    • Oct 12 2012: Rick Ryan I disagree with your assessment. David's words are awesome! A war on terror is a horrible idea. The words matter and David outs it perfectly. It is without a doubt the best type of topic for TED. Humor points out the naked king. With luck we learn to laugh with him not at him. You cannot possibly win a WAR on an emotion. You ask us to fight a war against the RESULT of the actions of terrorists. We can never win that and the military industrial complex keeps killing people in search of profit. We need to fight a war on extremism. A war on oppression, we fight wars on behavior - not on the emotion that results from that behavior.

      David's words are brilliant and did what he wanted: started a conversation about terrorism. I say bravo.
      • thumb
        Oct 12 2012: You are free to disagree, and I respect that. And so is David.

        I just seriously doubt I will ever see a TED video conference given by someone who was invited by TED with the title of this topic. Edward explained why very succinctly in his post.

        And can you clarify please, with respectable references and sources, that your statement, "We can never win that and the military industrial complex keeps killing people in search of profit" is not a conspiracy theory? I doubt I will ever see a TED video titled, "The Military Industrial Complex Is In Business Solely To Make Money By Killing People."
    • thumb
      Oct 27 2012: My mom first introduced me to the idea that mocking something makes it acceptable. It was because I was shocked to hear someone openly mock a gay person, this being in the late 90s. She told me that she found it funny, but not at the victim's expense. She was laughing at the conflict to resolve the conflict. Homosexuality is now becoming less scary.

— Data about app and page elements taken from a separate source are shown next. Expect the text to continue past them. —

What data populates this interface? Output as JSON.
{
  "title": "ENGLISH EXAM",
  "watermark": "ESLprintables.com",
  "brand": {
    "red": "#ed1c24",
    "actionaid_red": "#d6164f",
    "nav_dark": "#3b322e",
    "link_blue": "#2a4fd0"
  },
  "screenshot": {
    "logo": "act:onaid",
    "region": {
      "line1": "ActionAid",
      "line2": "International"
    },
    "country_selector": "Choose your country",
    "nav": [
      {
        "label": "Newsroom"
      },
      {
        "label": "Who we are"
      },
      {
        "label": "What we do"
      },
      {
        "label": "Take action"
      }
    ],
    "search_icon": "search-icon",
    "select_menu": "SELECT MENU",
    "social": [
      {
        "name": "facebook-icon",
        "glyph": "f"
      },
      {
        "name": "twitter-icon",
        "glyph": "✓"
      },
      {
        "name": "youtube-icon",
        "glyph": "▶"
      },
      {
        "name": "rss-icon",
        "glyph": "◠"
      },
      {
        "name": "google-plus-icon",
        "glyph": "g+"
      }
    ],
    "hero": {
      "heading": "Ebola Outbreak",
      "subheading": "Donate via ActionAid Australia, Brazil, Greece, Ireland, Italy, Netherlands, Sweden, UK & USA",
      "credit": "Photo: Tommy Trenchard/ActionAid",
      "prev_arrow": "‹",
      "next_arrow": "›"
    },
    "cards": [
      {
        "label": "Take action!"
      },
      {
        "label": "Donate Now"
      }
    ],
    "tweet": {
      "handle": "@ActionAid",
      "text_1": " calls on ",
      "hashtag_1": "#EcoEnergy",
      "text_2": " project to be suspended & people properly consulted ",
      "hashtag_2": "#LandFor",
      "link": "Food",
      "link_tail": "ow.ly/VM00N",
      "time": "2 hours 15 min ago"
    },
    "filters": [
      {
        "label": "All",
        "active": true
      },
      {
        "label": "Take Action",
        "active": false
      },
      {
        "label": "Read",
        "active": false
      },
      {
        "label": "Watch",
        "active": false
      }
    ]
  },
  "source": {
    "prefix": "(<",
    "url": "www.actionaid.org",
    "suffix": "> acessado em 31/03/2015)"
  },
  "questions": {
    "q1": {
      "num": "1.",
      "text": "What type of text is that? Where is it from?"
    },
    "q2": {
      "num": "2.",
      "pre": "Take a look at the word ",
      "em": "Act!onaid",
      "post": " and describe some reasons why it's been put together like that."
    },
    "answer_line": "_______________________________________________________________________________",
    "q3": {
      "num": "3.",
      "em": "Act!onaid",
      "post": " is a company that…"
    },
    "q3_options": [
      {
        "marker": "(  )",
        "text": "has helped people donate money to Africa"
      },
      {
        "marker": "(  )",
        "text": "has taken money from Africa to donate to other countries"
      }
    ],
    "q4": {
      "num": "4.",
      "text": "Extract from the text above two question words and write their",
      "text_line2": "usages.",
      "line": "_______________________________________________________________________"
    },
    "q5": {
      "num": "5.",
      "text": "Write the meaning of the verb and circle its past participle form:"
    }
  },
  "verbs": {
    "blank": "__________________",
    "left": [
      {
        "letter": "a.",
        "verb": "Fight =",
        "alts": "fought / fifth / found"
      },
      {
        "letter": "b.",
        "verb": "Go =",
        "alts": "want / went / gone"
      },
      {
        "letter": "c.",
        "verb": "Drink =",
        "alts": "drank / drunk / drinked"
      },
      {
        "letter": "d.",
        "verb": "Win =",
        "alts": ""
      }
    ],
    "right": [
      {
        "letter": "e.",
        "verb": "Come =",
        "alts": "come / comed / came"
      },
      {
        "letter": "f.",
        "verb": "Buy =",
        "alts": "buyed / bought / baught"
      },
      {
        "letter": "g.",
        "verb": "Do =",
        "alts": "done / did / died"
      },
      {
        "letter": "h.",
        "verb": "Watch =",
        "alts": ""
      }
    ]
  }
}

      I think it is vital that we laugh at everything. It makes the unknown and traumatic comfortable to talk about.

Showing single comment thread. View the full conversation.